After playing and nearly completing the game back in 2003, I put it down. In fact, I never owned the game until some time in 2007 when bought it from eBay. It was an easy sale for me and I always meant to pick it back up and finish the stupid game. Finally, just last week, I set out to do so in a public area, the internet, and stream the thing for the world to see. Here it is. All 14 hours of it. Please, don’t feel like you need to watch any of it.
During the broadcast, I was joined by a group of different people from all over the world, including a guy going by the name KingDahl who was there for almost the whole thing. This spanned over four nights and I really enjoyed it. You can hear my voice through the game as I comment on the game and also communicate with those who joined us in the chat room. Erin helped out with the chat room. You will not hear their voices nor did I. I am responding only to the typed comments in the chat room.
That heavy breathing you hear is not me. It is the sound of some of the animals sleeping. It sounds gross but it isn’t me and my cold.
Lindsey and Lisa joined me also. It was fun and nostalgic for them to hang out and watch me play video games. Sort of neat to think that we’re 3,000 miles away and can still do that sort of thing. I miss stuff like this.
Of course, I have a cold so I routinely pull away from the microphone to cough. Possibly not often enough.
Here are all of the videos in order: (I removed these links July 2014 because they are long dead and Twitch.tv lost the videos when they changed their name from Justin.tv.)
If any of it is worth watching, it would be the last video. Lindsey, I think you would like to watch the last one, at least the second half.
All in all, even with the frustration, I would give this game a thumbs up. I’m glad that I finally finished it and I’m glad that I have it on video so I can either re-watch the whole thing or just know that I have proof of the completed game. It will make it’s way to YouTube soon.
So if you’re ever looking for an unusually styled, older game (I can’t believe I just called a GameCube game an “older” game), try Cubivore.

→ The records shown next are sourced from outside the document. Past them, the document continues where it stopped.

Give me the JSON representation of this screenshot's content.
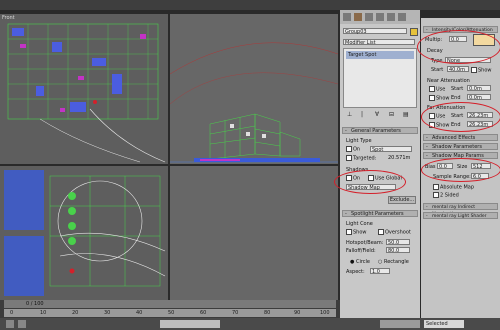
{
  "viewports": {
    "top_left_label": "Front"
  },
  "command_panel": {
    "object_name": "Group03",
    "modifier_list": "Modifier List",
    "stack_item": "Target Spot",
    "general_params": {
      "header": "General Parameters",
      "light_type_label": "Light Type",
      "on_label": "On",
      "light_type_value": "Spot",
      "targeted_label": "Targeted:",
      "targeted_value": "20.571m"
    },
    "shadows": {
      "header": "Shadows",
      "on_label": "On",
      "use_global_label": "Use Global",
      "type_value": "Shadow Map",
      "exclude_button": "Exclude..."
    },
    "spotlight": {
      "header": "Spotlight Parameters",
      "light_cone_label": "Light Cone",
      "show_label": "Show",
      "overshoot_label": "Overshoot",
      "hotspot_label": "Hotspot/Beam:",
      "hotspot_value": "50.0",
      "falloff_label": "Falloff/Field:",
      "falloff_value": "80.0",
      "circle_label": "Circle",
      "rectangle_label": "Rectangle",
      "aspect_label": "Aspect:",
      "aspect_value": "1.0"
    }
  },
  "right_panel": {
    "intensity_header": "Intensity/Color/Attenuation",
    "multiplier_label": "Multip:",
    "multiplier_value": "0.0",
    "decay_header": "Decay",
    "decay_type_label": "Type",
    "decay_type_value": "None",
    "decay_start_label": "Start",
    "decay_start_value": "40.0m",
    "decay_show_label": "Show",
    "near_atten_header": "Near Attenuation",
    "near_use_label": "Use",
    "near_start_label": "Start",
    "near_start_value": "0.0m",
    "near_show_label": "Show",
    "near_end_label": "End",
    "near_end_value": "0.0m",
    "far_atten_header": "Far Attenuation",
    "far_use_label": "Use",
    "far_start_label": "Start",
    "far_start_value": "26.23m",
    "far_show_label": "Show",
    "far_end_label": "End",
    "far_end_value": "26.23m",
    "advanced_effects": "Advanced Effects",
    "shadow_params": "Shadow Parameters",
    "shadow_map_params": "Shadow Map Params",
    "bias_label": "Bias",
    "bias_value": "0.0",
    "size_label": "Size",
    "size_value": "512",
    "sample_range_label": "Sample Range:",
    "sample_range_value": "6.0",
    "absolute_map_label": "Absolute Map",
    "two_sided_label": "2 Sided",
    "mr_indirect": "mental ray Indirect Illumination",
    "mr_shader": "mental ray Light Shader"
  },
  "timeline": {
    "frame_counter": "0 / 100",
    "ticks": [
      "0",
      "10",
      "20",
      "30",
      "40",
      "50",
      "60",
      "70",
      "80",
      "90",
      "100"
    ]
  },
  "status": {
    "selected_label": "Selected"
  },
  "colors": {
    "highlight_circle": "#d4202a",
    "color_swatch": "#f3d9a0",
    "wire_green": "#49d14b",
    "wire_blue": "#3a5bd9",
    "wire_magenta": "#c233c6"
  }
}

It’s always available on eBay. The manual itself is full of great artwork.
I found a few other reviews of the game which, as if this hasn’t been enough, you can read more. These were mostly written a while ago so the viewpoint is different, especially from a technical standpoint.
- Joysquiq believes that this should make it to the Wii. Obviously this is one of the later reviews.
- Gamecritics gave it a 6. A 6 in the video game world is pretty bad. I’d call it a D. A ‘D’ to me is pretty good.
- TVTropes didn’t hate it, but had some negative views.
- The-NextLevel had the most positive of the reviews I found. I think that they felt the unusualness of the game was worth the control problems.
- If you read any of these, read this one. It is short and sweet. It is a dialogue between a former player of the game and the game itself. A fantasy dialogue on why I love you and why I won’t miss you.
So, if you see this wobbling down the street, say Hi. You’re big enough and he can’t hurt you though he may try. It’s in his nature, his blood, and his raw-meat. He’s not so bad of a guy. Pick him up. You’ll be glad you did.
By: Lisa on: Mar 9 2011 5:05AM
I can’t believe I read the whole thing…
By: Kingdahl on: May 2 2011 12:20AM
I believe that I didnt read the whole thing 🙂 It was a book and I already saw the movie..
By: Jason Schlueter on: May 2 2011 11:44AM
The movie was much better than the book. And the movie was hard enough to watch.